If a “final round” can be expected for SSAS multidimensional I really hope that this could be somehow fixed (configurable at least), in a way that multiple threads could handle the FE load when appropriate.

(relevant update, see comments below, thanks Chris! don’t miss this post from Chris Webb, Parallelism and MDX Queries, an amazing piece of work using ssas proc/clr to multi thread some specific query patterns, may be this can be fine tuned for a wider range of scenarios)

Partitioning the workload by unrelated measure makes for a very strong candidate. (related measures will share intermediate calculations,cache, and probably won’t benefit so much from multi threading).

An example, let’s split that previous query into three, one for each measure requested, (note that I used 3 unrelated base measures)

(query 1, the others are similar)


Executing them in parallel will result in something like: query1: 24 secs, query2: 23 secs, query 3: 23 secs. But as they executed simultaneously, we only have to wait for the longest one to get all the data we need, ~24 secs. Less 50% of the original single query duration.

CPU usage now spikes predictably to ~75% during the ~25 secs queries duration.



Possible scenarios for query partitioning

So, what do we take from here? Well, it depends a lot on each specific query workload… But it can come handy in some scenarios:

  • you have a system were cpu capacity is clearly underused most of time
  • you control the queries sent to ssas, through a web frontend for example or you are using a frontend that can use multiple parallel requests (tip: performance point)
  • queries are easy “partitionable“, eg: by measure
  • you already did everything possible regarding the usual ssas performance tuning best practices (at least everything -you think- is possible)

In these scenarios,  you can try to partition the queries, execute and aggregate the results. There’s a chance that your users can benefit from better response times.

(and of course partitioning queries like this is a poor solution for badly written MDX that tends to be very FE intensive. For that my recipe is always refer back to Chris, Marco, Mosha, Piasevoli, Greg, Kasper, Richard, and many others, never forgetting our amazing BI team at DevScope :) )

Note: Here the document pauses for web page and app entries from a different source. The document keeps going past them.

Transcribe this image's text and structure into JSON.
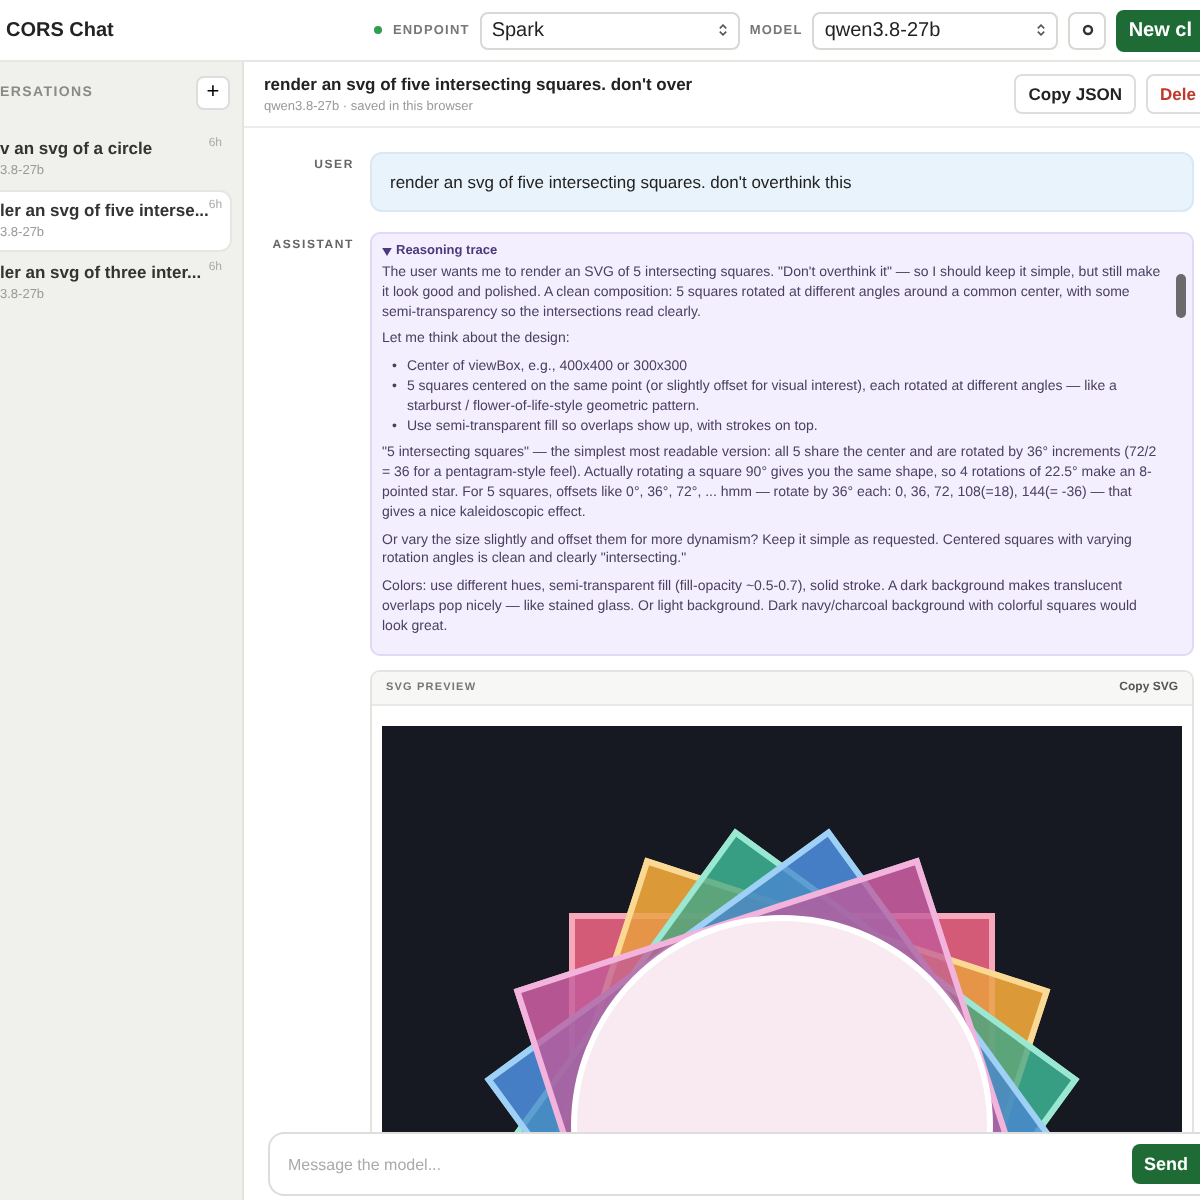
{
  "app": {
    "title": "CORS Chat"
  },
  "endpoint": {
    "label": "ENDPOINT",
    "value": "Spark"
  },
  "model": {
    "label": "MODEL",
    "value": "qwen3.8-27b"
  },
  "new_chat_button": "New cl",
  "sidebar": {
    "heading": "ERSATIONS",
    "add_button": "+",
    "items": [
      {
        "title": "v an svg of a circle",
        "subtitle": "3.8-27b",
        "time": "6h",
        "selected": false
      },
      {
        "title": "ler an svg of five interse...",
        "subtitle": "3.8-27b",
        "time": "6h",
        "selected": true
      },
      {
        "title": "ler an svg of three inter...",
        "subtitle": "3.8-27b",
        "time": "6h",
        "selected": false
      }
    ]
  },
  "conversation": {
    "title": "render an svg of five intersecting squares. don't over",
    "meta": "qwen3.8-27b · saved in this browser",
    "copy_button": "Copy JSON",
    "delete_button": "Dele"
  },
  "messages": [
    {
      "role": "USER",
      "kind": "user",
      "text": "render an svg of five intersecting squares. don't overthink this"
    },
    {
      "role": "ASSISTANT",
      "kind": "assistant",
      "reasoning": {
        "title": "Reasoning trace",
        "expanded": true,
        "blocks": [
          {
            "kind": "p",
            "text": "The user wants me to render an SVG of 5 intersecting squares. \"Don't overthink it\" — so I should keep it simple, but still make it look good and polished. A clean composition: 5 squares rotated at different angles around a common center, with some semi-transparency so the intersections read clearly."
          },
          {
            "kind": "p",
            "text": "Let me think about the design:"
          },
          {
            "kind": "list",
            "marker": "•",
            "items": [
              "Center of viewBox, e.g., 400x400 or 300x300",
              "5 squares centered on the same point (or slightly offset for visual interest), each rotated at different angles — like a starburst / flower-of-life-style geometric pattern.",
              "Use semi-transparent fill so overlaps show up, with strokes on top."
            ]
          },
          {
            "kind": "p",
            "text": "\"5 intersecting squares\" — the simplest most readable version: all 5 share the center and are rotated by 36° increments (72/2 = 36 for a pentagram-style feel). Actually rotating a square 90° gives you the same shape, so 4 rotations of 22.5° make an 8-pointed star. For 5 squares, offsets like 0°, 36°, 72°, ... hmm — rotate by 36° each: 0, 36, 72, 108(=18), 144(= -36) — that gives a nice kaleidoscopic effect."
          },
          {
            "kind": "p",
            "text": "Or vary the size slightly and offset them for more dynamism? Keep it simple as requested. Centered squares with varying rotation angles is clean and clearly \"intersecting.\""
          },
          {
            "kind": "p",
            "text": "Colors: use different hues, semi-transparent fill (fill-opacity ~0.5-0.7), solid stroke. A dark background makes translucent overlaps pop nicely — like stained glass. Or light background. Dark navy/charcoal background with colorful squares would look great."
          }
        ]
      },
      "preview": {
        "title": "SVG PREVIEW",
        "copy_button": "Copy SVG"
      }
    }
  ],
  "composer": {
    "placeholder": "Message the model...",
    "send_button": "Send"
  }
}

Next post: “Multi-threading” the Sql Server Analysis Services Formula Engine II – Performance Point

Stay tuned!